→ What is needed: Copy every entry as is. Leave images out.

→ Material for the task:
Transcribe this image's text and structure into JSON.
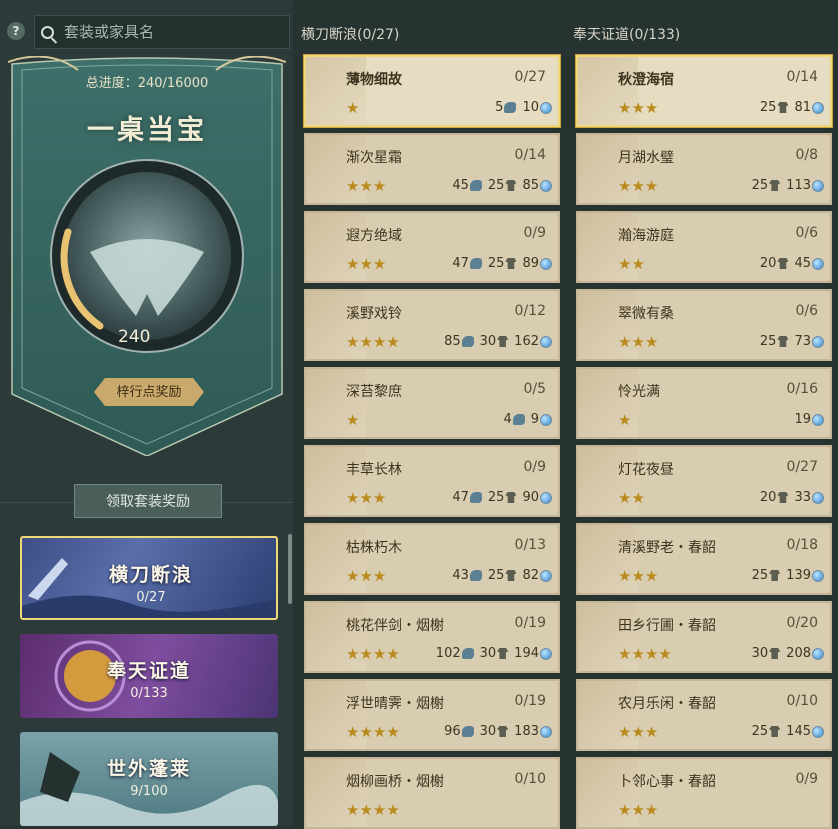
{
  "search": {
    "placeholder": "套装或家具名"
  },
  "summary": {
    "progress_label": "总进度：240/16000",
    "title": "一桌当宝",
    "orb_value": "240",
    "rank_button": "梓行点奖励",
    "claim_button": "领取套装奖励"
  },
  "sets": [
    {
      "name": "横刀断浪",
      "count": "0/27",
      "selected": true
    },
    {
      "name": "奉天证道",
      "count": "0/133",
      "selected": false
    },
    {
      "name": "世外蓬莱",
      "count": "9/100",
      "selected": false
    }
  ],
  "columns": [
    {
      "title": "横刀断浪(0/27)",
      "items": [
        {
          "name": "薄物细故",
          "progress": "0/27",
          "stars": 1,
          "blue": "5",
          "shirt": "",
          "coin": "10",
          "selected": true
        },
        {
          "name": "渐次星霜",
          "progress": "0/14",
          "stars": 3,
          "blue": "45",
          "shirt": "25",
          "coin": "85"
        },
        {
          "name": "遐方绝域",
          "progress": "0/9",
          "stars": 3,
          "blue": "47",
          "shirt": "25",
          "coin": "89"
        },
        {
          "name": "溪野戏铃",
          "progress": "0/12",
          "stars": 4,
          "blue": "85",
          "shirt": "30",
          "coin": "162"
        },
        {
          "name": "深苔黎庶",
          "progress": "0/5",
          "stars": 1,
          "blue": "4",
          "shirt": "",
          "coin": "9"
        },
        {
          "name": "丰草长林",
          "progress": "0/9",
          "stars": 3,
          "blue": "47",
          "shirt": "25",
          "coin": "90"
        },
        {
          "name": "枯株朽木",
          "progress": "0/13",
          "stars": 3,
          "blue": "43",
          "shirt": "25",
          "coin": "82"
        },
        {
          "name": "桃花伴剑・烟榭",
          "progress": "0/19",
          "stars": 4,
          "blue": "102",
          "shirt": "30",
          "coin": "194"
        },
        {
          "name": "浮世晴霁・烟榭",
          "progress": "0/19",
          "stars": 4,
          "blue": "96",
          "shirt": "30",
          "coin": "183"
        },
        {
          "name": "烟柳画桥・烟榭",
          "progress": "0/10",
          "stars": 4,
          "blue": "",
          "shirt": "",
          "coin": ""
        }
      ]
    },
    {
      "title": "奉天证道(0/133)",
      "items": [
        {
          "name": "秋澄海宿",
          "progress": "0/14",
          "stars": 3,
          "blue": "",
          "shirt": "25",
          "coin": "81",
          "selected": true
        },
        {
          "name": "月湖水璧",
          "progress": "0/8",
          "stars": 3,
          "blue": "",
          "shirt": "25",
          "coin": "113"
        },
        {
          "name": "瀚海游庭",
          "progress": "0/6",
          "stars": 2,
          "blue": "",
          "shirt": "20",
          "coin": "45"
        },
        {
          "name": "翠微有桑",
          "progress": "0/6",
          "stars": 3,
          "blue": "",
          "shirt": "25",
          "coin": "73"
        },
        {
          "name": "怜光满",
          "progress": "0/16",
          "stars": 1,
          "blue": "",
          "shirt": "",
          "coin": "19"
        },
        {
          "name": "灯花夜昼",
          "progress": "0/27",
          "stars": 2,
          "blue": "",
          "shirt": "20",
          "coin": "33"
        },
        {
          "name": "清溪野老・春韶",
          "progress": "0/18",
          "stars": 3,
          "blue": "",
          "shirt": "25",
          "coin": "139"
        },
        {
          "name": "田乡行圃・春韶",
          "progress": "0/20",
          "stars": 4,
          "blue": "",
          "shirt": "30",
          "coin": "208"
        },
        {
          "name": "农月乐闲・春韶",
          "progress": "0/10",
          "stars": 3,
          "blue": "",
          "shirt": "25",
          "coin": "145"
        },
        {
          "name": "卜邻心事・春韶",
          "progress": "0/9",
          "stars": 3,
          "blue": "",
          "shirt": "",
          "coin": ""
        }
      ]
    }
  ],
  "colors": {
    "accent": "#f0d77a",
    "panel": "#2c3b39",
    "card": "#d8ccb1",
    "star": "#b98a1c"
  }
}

→ Task output:
Transcribe this image's text and structure into JSON.
{
  "search": {
    "placeholder": "套装或家具名"
  },
  "summary": {
    "progress_label": "总进度：240/16000",
    "title": "一桌当宝",
    "orb_value": "240",
    "rank_button": "梓行点奖励",
    "claim_button": "领取套装奖励"
  },
  "sets": [
    {
      "name": "横刀断浪",
      "count": "0/27",
      "selected": true
    },
    {
      "name": "奉天证道",
      "count": "0/133",
      "selected": false
    },
    {
      "name": "世外蓬莱",
      "count": "9/100",
      "selected": false
    }
  ],
  "columns": [
    {
      "title": "横刀断浪(0/27)",
      "items": [
        {
          "name": "薄物细故",
          "progress": "0/27",
          "stars": 1,
          "blue": "5",
          "shirt": "",
          "coin": "10",
          "selected": true
        },
        {
          "name": "渐次星霜",
          "progress": "0/14",
          "stars": 3,
          "blue": "45",
          "shirt": "25",
          "coin": "85"
        },
        {
          "name": "遐方绝域",
          "progress": "0/9",
          "stars": 3,
          "blue": "47",
          "shirt": "25",
          "coin": "89"
        },
        {
          "name": "溪野戏铃",
          "progress": "0/12",
          "stars": 4,
          "blue": "85",
          "shirt": "30",
          "coin": "162"
        },
        {
          "name": "深苔黎庶",
          "progress": "0/5",
          "stars": 1,
          "blue": "4",
          "shirt": "",
          "coin": "9"
        },
        {
          "name": "丰草长林",
          "progress": "0/9",
          "stars": 3,
          "blue": "47",
          "shirt": "25",
          "coin": "90"
        },
        {
          "name": "枯株朽木",
          "progress": "0/13",
          "stars": 3,
          "blue": "43",
          "shirt": "25",
          "coin": "82"
        },
        {
          "name": "桃花伴剑・烟榭",
          "progress": "0/19",
          "stars": 4,
          "blue": "102",
          "shirt": "30",
          "coin": "194"
        },
        {
          "name": "浮世晴霁・烟榭",
          "progress": "0/19",
          "stars": 4,
          "blue": "96",
          "shirt": "30",
          "coin": "183"
        },
        {
          "name": "烟柳画桥・烟榭",
          "progress": "0/10",
          "stars": 4,
          "blue": "",
          "shirt": "",
          "coin": ""
        }
      ]
    },
    {
      "title": "奉天证道(0/133)",
      "items": [
        {
          "name": "秋澄海宿",
          "progress": "0/14",
          "stars": 3,
          "blue": "",
          "shirt": "25",
          "coin": "81",
          "selected": true
        },
        {
          "name": "月湖水璧",
          "progress": "0/8",
          "stars": 3,
          "blue": "",
          "shirt": "25",
          "coin": "113"
        },
        {
          "name": "瀚海游庭",
          "progress": "0/6",
          "stars": 2,
          "blue": "",
          "shirt": "20",
          "coin": "45"
        },
        {
          "name": "翠微有桑",
          "progress": "0/6",
          "stars": 3,
          "blue": "",
          "shirt": "25",
          "coin": "73"
        },
        {
          "name": "怜光满",
          "progress": "0/16",
          "stars": 1,
          "blue": "",
          "shirt": "",
          "coin": "19"
        },
        {
          "name": "灯花夜昼",
          "progress": "0/27",
          "stars": 2,
          "blue": "",
          "shirt": "20",
          "coin": "33"
        },
        {
          "name": "清溪野老・春韶",
          "progress": "0/18",
          "stars": 3,
          "blue": "",
          "shirt": "25",
          "coin": "139"
        },
        {
          "name": "田乡行圃・春韶",
          "progress": "0/20",
          "stars": 4,
          "blue": "",
          "shirt": "30",
          "coin": "208"
        },
        {
          "name": "农月乐闲・春韶",
          "progress": "0/10",
          "stars": 3,
          "blue": "",
          "shirt": "25",
          "coin": "145"
        },
        {
          "name": "卜邻心事・春韶",
          "progress": "0/9",
          "stars": 3,
          "blue": "",
          "shirt": "",
          "coin": ""
        }
      ]
    }
  ],
  "colors": {
    "accent": "#f0d77a",
    "panel": "#2c3b39",
    "card": "#d8ccb1",
    "star": "#b98a1c"
  }
}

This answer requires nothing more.